Immunohistochemistry was performed using the CD31 antibody, which is specific for endothelial cells. In pentastatin-1- and chemokinostatin-1-treated tumors, there is a statistically significant inhibition of endothelial cells and a reduction in microvessel volume, indicating that the peptides are antiangiogenic. Chemokinostatin-1-treated tumors grew more rapidly toward the end of the experiment, indicating possible endothelial cell resistance to the peptide. In our H&E staining of tumor cross sections on day 13, we found that chemokinostatin-1 is most similar to the experimental control, containing minimal core necrotic regions, suggesting the peptide's less deleterious effect on the tumor microenvironment. We also show that in chemokinostatin-1-treated mice, their tumors have a higher percentage of proliferating cells than the pentastatin-1- or properdistatin-treated tumors. The significant quantity of mouse stromal cells suggests a high infiltration of these cells into the tumor microenvironment owing to the presence of the chemokine-derived peptide. Chemokinostatin-1 is notably derived from the proangiogenic ELR-positive CXC chemokines. The cancer biology of CXC chemokines is complex because these peptides may stimulate the infiltration of various stromal cells into the tumor microenvironment [30
]. Although the SCID mice used in this experiment lack T and B lymphocytes, there may be an influx of other mouse stromal cells into the tumor owing to the presence of the chemokine-derived peptide.
The experiments were terminated after day 13 of treatment because some peptide-treated tumors had begun to escape and grew as rapidly as the controls, indicating tumor resistance to the applied peptides. Recently, it has been proposed that there can be at least two underlying mechanisms for resistance to antiangiogenic therapies: adaptive or evasive resistance and intrinsic nonresponsiveness [31
]. On the basis of the initial response phase of peptide treatment we observed in the case of each peptide, we hypothesize a form of adaptive resistance developed within the tumor microenvironment in response to the peptide treatment. Recent systematic investigation of resistance to endogenous antiangiogenic agents (TSP-1, endostatin, and tumstatin) demonstrates that tumors escape the treatments after several days, and a number of proangiogenic factors (e.g., VEGF, FGF-2, transforming growth factor-β) are upregulated [4
]. Other general mechanisms of resistance include the recruitment of bone marrow-derived proangiogenic cells, increased pericyte coverage in the tumor vasculature, and increased activation of invasion and metastasis for access to normal tissue vasculature [31
]. Future studies should be performed to determine the modes of resistance for each peptide and whether treatment efficacy can be further sustained. Despite these initial limitations, the peptides have a potential to regulate and suppress vessel growth in vivo
and in translational studies possibly when combined with cytotoxic agents or in combinations with other antiangiogenic agents.

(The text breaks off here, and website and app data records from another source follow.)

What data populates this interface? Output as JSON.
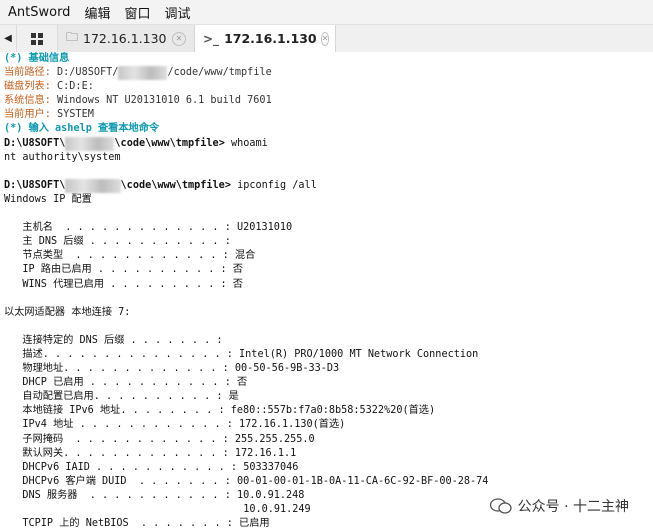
{
  "menu": [
    "AntSword",
    "编辑",
    "窗口",
    "调试"
  ],
  "tabs": [
    {
      "label": "172.16.1.130",
      "icon": "folder-icon"
    },
    {
      "label": "172.16.1.130",
      "icon": "terminal-icon"
    }
  ],
  "terminal": {
    "lines": [
      {
        "segments": [
          {
            "text": "(*) 基础信息",
            "cls": "cy"
          }
        ]
      },
      {
        "segments": [
          {
            "text": "当前路径: ",
            "cls": "ol"
          },
          {
            "text": "D:/U8SOFT/",
            "cls": "gr"
          },
          {
            "text": "xxxxxxxx",
            "cls": "blur"
          },
          {
            "text": "/code/www/tmpfile",
            "cls": "gr"
          }
        ]
      },
      {
        "segments": [
          {
            "text": "磁盘列表: ",
            "cls": "ol"
          },
          {
            "text": "C:D:E:",
            "cls": "gr"
          }
        ]
      },
      {
        "segments": [
          {
            "text": "系统信息: ",
            "cls": "ol"
          },
          {
            "text": "Windows NT U20131010 6.1 build 7601",
            "cls": "gr"
          }
        ]
      },
      {
        "segments": [
          {
            "text": "当前用户: ",
            "cls": "ol"
          },
          {
            "text": "SYSTEM",
            "cls": "gr"
          }
        ]
      },
      {
        "segments": [
          {
            "text": "(*) 输入 ashelp 查看本地命令",
            "cls": "cy"
          }
        ]
      },
      {
        "segments": [
          {
            "text": "D:\\U8SOFT\\",
            "cls": "bold"
          },
          {
            "text": "xxxxxxxx",
            "cls": "blur"
          },
          {
            "text": "\\code\\www\\tmpfile> ",
            "cls": "bold"
          },
          {
            "text": "whoami",
            "cls": ""
          }
        ]
      },
      {
        "segments": [
          {
            "text": "nt authority\\system",
            "cls": ""
          }
        ]
      },
      {
        "segments": [
          {
            "text": "",
            "cls": ""
          }
        ]
      },
      {
        "segments": [
          {
            "text": "D:\\U8SOFT\\",
            "cls": "bold"
          },
          {
            "text": "xxxxxxxxx",
            "cls": "blur"
          },
          {
            "text": "\\code\\www\\tmpfile> ",
            "cls": "bold"
          },
          {
            "text": "ipconfig /all",
            "cls": ""
          }
        ]
      },
      {
        "segments": [
          {
            "text": "Windows IP 配置",
            "cls": ""
          }
        ]
      },
      {
        "segments": [
          {
            "text": "",
            "cls": ""
          }
        ]
      },
      {
        "segments": [
          {
            "text": "   主机名  . . . . . . . . . . . . . : U20131010",
            "cls": ""
          }
        ]
      },
      {
        "segments": [
          {
            "text": "   主 DNS 后缀 . . . . . . . . . . . :",
            "cls": ""
          }
        ]
      },
      {
        "segments": [
          {
            "text": "   节点类型  . . . . . . . . . . . . : 混合",
            "cls": ""
          }
        ]
      },
      {
        "segments": [
          {
            "text": "   IP 路由已启用 . . . . . . . . . . : 否",
            "cls": ""
          }
        ]
      },
      {
        "segments": [
          {
            "text": "   WINS 代理已启用 . . . . . . . . . : 否",
            "cls": ""
          }
        ]
      },
      {
        "segments": [
          {
            "text": "",
            "cls": ""
          }
        ]
      },
      {
        "segments": [
          {
            "text": "以太网适配器 本地连接 7:",
            "cls": ""
          }
        ]
      },
      {
        "segments": [
          {
            "text": "",
            "cls": ""
          }
        ]
      },
      {
        "segments": [
          {
            "text": "   连接特定的 DNS 后缀 . . . . . . . :",
            "cls": ""
          }
        ]
      },
      {
        "segments": [
          {
            "text": "   描述. . . . . . . . . . . . . . . : Intel(R) PRO/1000 MT Network Connection",
            "cls": ""
          }
        ]
      },
      {
        "segments": [
          {
            "text": "   物理地址. . . . . . . . . . . . . : 00-50-56-9B-33-D3",
            "cls": ""
          }
        ]
      },
      {
        "segments": [
          {
            "text": "   DHCP 已启用 . . . . . . . . . . . : 否",
            "cls": ""
          }
        ]
      },
      {
        "segments": [
          {
            "text": "   自动配置已启用. . . . . . . . . . : 是",
            "cls": ""
          }
        ]
      },
      {
        "segments": [
          {
            "text": "   本地链接 IPv6 地址. . . . . . . . : fe80::557b:f7a0:8b58:5322%20(首选)",
            "cls": ""
          }
        ]
      },
      {
        "segments": [
          {
            "text": "   IPv4 地址 . . . . . . . . . . . . : 172.16.1.130(首选)",
            "cls": ""
          }
        ]
      },
      {
        "segments": [
          {
            "text": "   子网掩码  . . . . . . . . . . . . : 255.255.255.0",
            "cls": ""
          }
        ]
      },
      {
        "segments": [
          {
            "text": "   默认网关. . . . . . . . . . . . . : 172.16.1.1",
            "cls": ""
          }
        ]
      },
      {
        "segments": [
          {
            "text": "   DHCPv6 IAID . . . . . . . . . . . : 503337046",
            "cls": ""
          }
        ]
      },
      {
        "segments": [
          {
            "text": "   DHCPv6 客户端 DUID  . . . . . . . : 00-01-00-01-1B-0A-11-CA-6C-92-BF-00-28-74",
            "cls": ""
          }
        ]
      },
      {
        "segments": [
          {
            "text": "   DNS 服务器  . . . . . . . . . . . : 10.0.91.248",
            "cls": ""
          }
        ]
      },
      {
        "segments": [
          {
            "text": "                                       10.0.91.249",
            "cls": ""
          }
        ]
      },
      {
        "segments": [
          {
            "text": "   TCPIP 上的 NetBIOS  . . . . . . . : 已启用",
            "cls": ""
          }
        ]
      }
    ]
  },
  "watermark": {
    "text": "公众号 · 十二主神",
    "icon": "wechat-icon"
  }
}
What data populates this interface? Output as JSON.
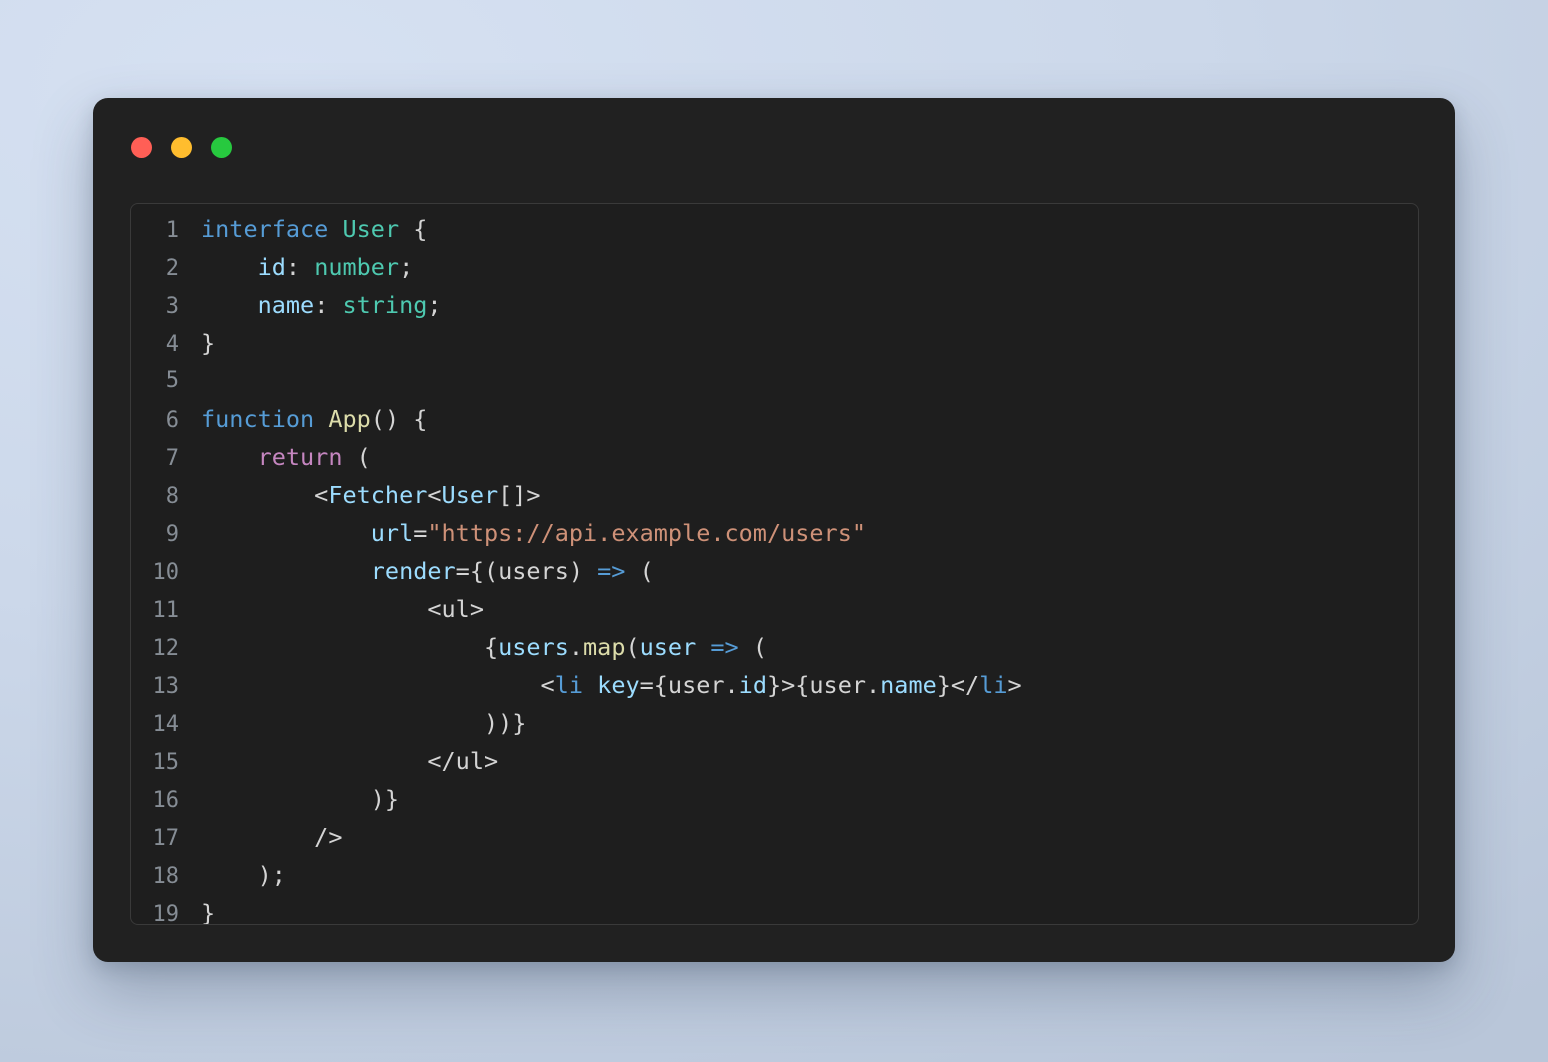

Breast cancer has been shown to be angiogenesis-dependent; thus, advances in the development of antiangiogenic agents should contribute to the arsenal of therapeutic tools available for treatment of the disease. The presented results indicate the selected peptides may have the potential for translational clinical therapeutics in breast cancer. In summary, we have demonstrated that systematically identified peptides derived from type IV collagen, CXC chemokines, and TSP-1 inhibit neovascularization in MDA-MB-231 breast xenografts and are candidates for translational therapeutics in breast cancer.